No two expat experiences are the same, so to create a soundtrack to an overseas assignment is an impossible task. But over the years, the romance of travel, the joy, despair and thrill of moving from one country to another – whether to work, to discover oneself, or simply to return home – has moved musicians to create some masterpieces.
In our humble opinion, the following are six of the finest examples that reflect the ups and downs of expat life.
Written in Widnes railway station, near the English city of Liverpool, Homeward Bound is a love song written from the perspective of the travelling musician – in this case Paul Simon as he toured the UK in 1964. While few readers will be musicians – or will ever go to Widnes – they will no doubt appreciate his soulful tale about the drudgery of travel, and how it makes him long for the permanence of home – and of course, the girl he left behind.
"I’m sittin in a railway station
Got a ticket for my destination
On a tour of one-night stands
My suitcase and guitar in hand"
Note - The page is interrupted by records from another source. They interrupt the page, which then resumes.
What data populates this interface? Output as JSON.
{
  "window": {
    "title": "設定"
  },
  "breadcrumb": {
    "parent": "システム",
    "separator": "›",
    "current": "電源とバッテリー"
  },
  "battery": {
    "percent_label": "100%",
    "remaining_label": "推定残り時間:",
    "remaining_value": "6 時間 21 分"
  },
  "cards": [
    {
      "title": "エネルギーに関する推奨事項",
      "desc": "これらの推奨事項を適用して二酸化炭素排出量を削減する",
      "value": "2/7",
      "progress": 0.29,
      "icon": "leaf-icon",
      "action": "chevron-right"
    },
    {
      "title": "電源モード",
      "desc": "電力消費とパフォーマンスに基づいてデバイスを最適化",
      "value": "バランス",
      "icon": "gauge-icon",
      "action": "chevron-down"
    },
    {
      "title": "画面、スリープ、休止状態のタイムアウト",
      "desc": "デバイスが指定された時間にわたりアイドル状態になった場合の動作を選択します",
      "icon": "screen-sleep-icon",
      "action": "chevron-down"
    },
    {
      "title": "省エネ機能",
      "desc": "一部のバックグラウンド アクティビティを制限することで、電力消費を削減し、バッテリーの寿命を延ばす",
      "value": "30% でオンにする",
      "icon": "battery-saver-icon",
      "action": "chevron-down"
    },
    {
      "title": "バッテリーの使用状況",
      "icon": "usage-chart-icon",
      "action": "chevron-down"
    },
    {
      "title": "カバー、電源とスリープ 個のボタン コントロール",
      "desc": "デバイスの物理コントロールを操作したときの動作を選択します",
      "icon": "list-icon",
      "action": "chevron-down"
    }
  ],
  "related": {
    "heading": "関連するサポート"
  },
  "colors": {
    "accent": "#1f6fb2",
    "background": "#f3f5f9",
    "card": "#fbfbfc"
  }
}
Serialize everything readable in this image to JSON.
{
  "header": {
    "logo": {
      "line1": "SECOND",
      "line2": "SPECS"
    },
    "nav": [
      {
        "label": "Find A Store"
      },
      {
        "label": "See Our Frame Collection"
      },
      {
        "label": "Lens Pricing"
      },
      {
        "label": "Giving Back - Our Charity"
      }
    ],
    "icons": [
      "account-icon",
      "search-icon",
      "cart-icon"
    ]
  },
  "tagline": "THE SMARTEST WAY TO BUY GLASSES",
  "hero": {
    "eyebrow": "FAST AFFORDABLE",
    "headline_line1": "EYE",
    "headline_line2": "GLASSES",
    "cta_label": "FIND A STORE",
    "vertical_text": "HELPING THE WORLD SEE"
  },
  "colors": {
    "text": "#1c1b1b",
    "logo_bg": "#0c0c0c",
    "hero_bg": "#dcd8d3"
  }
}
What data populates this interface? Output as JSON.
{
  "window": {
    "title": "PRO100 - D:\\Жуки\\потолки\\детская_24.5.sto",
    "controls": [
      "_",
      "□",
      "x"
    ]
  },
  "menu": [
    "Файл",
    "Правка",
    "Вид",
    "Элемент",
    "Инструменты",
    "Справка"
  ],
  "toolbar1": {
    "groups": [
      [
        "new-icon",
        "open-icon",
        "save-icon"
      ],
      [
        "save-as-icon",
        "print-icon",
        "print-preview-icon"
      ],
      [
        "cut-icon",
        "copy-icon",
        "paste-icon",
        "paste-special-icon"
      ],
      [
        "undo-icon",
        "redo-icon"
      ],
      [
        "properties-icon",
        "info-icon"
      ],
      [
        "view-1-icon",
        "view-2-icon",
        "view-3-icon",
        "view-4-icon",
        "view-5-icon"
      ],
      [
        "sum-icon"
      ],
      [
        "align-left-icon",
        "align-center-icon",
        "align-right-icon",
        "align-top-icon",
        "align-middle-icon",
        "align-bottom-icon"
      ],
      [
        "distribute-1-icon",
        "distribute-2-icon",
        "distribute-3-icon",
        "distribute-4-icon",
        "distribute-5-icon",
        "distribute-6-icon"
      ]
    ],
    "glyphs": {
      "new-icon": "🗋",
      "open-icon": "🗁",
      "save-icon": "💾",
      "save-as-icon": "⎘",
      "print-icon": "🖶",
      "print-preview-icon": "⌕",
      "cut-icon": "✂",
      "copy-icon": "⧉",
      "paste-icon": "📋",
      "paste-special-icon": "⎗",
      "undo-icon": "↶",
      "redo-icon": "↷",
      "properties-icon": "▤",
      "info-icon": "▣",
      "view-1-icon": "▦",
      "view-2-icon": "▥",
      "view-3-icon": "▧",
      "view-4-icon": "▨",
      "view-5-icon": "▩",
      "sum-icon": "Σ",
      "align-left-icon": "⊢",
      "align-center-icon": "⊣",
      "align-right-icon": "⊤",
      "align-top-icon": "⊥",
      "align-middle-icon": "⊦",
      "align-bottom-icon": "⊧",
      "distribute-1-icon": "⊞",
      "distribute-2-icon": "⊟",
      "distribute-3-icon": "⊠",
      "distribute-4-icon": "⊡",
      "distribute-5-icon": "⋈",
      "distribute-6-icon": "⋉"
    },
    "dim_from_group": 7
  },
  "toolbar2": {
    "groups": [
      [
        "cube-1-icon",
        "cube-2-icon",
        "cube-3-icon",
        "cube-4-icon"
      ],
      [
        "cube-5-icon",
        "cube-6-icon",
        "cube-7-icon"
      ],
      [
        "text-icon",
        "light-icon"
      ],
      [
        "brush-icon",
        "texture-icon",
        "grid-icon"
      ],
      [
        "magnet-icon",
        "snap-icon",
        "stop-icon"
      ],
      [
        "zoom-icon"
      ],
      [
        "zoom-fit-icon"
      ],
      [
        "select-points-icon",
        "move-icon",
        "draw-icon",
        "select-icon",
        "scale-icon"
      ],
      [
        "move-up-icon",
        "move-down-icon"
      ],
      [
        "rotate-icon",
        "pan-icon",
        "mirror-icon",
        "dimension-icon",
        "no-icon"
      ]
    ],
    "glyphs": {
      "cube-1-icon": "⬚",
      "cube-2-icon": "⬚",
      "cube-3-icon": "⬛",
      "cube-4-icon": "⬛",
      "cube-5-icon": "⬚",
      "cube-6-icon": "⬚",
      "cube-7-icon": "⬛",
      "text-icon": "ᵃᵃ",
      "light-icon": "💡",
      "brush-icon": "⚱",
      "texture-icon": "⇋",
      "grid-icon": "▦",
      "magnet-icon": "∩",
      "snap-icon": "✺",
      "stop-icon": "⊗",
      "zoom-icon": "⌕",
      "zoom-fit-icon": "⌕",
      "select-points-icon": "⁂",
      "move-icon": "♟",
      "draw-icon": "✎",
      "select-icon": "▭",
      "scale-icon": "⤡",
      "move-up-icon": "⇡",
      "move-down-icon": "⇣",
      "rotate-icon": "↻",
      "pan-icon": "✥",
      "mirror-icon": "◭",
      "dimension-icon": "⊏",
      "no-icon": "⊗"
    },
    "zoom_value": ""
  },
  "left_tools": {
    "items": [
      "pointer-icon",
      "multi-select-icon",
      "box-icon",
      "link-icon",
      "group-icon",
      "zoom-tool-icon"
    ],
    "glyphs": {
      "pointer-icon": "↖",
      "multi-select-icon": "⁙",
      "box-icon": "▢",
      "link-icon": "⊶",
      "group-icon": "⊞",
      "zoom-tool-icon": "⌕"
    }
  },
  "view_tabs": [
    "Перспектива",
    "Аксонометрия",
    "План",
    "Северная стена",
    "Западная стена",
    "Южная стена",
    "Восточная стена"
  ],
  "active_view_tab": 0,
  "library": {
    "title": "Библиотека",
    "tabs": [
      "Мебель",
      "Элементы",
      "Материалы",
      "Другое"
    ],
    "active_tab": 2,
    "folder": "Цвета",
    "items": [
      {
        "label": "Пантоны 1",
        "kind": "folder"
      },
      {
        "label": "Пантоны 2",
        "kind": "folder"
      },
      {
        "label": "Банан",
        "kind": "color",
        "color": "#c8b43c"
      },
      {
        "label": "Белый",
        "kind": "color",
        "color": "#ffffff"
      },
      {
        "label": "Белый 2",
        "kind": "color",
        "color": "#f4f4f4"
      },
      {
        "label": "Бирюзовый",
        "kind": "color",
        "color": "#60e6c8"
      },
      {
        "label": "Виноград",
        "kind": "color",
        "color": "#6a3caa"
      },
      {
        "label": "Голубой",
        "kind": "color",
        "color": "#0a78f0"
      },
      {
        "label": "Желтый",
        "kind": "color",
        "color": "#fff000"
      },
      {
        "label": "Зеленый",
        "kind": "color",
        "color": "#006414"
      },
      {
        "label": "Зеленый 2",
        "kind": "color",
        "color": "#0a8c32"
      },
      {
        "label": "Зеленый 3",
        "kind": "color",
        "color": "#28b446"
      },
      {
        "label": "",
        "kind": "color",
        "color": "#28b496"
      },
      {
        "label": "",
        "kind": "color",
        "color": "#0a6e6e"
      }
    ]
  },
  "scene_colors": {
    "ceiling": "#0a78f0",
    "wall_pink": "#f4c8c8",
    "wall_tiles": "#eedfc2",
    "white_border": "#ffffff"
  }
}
This song speaks of travel at its most exotic and glamorous. Before most people could afford air fares, Frank told us in this 1958 track what it was all about – and we all wanted a piece of it. Sammy Cahn’s lyrics featured destinations like Peru, Bombay and Acapulco Bay, which during this golden age of air travel were miraculously all just a PanAm flight away.
Whether this sowed subconscious seeds for a generation of baby-boomer expats we will never know, but it sure made it sound cool.
"Just say the word and we'll beat the birds down to Acapulco Bay"
Usually attributed to New York Tribune editor Horace Greeley, the phrase “Go West, young man” was a rallying cry for 19th century expats who left the poverty and unemployment of Eastern US cities behind to seek their fortunes in frontierland. It inspired thousands to pack up and move out – and a century later inspired Victor Willis, singer (and traffic cop) in New York disco band Village People to write a song.
Upbeat and melodic, it is a classic disco track with a message of optimism that will resonate with all expats. It’s about the opportunities of travel. There’s a better life out there. And you can dance to it.
"Go west, where the air is free"
Few singers are as closely associated with their homeland as John Denver, international jet-setting star of the 1970s though he was. His tuneful brand of gentle folk music talks of simple country life, mountains and sun-dappled forests – and in this particular case the nostalgia he feels for his home state of West Virginia.
Further expat-friendly material from Denver includes the pain of leaving a loved one at home in “Leaving On A Jet Plane”. You may never have visited West Virginia, but we all know that feel.
"The radio reminds me of my home far away"
Composer Henry Mancini gets all the credit for this classic, but it is Johnny Mercer's lyrics, that make it an expat anthem. Recalling his youth spent in the Southern United States, he talks of longing to expand his horizons, looking enviously at the moonlit river in the title as it flowed off into the distance without him. He describes the writer and the river as “two drifters”, who are both “off to see the world” and “after the same rainbows end”.
It won an Oscar for Best Original Song in 1961 after being featured in Breakfast At Tiffany’s, and is ranked #4 in the American Film Institute's list of top film songs. Described by Robert Wright of The Atlantic as a “love song to wanderlust”, it will surely resonate with many would-be expats who wonder just how far life might take them...
“Two drifters, off to see the world
There's such a lot of world to see
We're after the same rainbow's end
Waitin' 'round the bend.”
By telling of an Irish couple who travel to New York in the late 1940s to seek fame and fortune, Shane MacGowan, lead singer of The Pogues, has written the classic expat story.
The young lovers are initially dazzled by the city’s lights and glamour, but as their relationship fades, the sense of disillusionment with their new life abroad grows. It pulls no punches and presents a realistic view of the difficulties of making a new life in a different country (and even has some of the more colourful phrases changed for the radio edit), but is nonetheless a gorgeous, evocative song that has become a seasonal classic since its release in 1987. The streets are not paved with gold, but Happy Christmas anyway.
"When you first took my hand on that cold Christmas Eve, you promised me Broadway was waiting for me"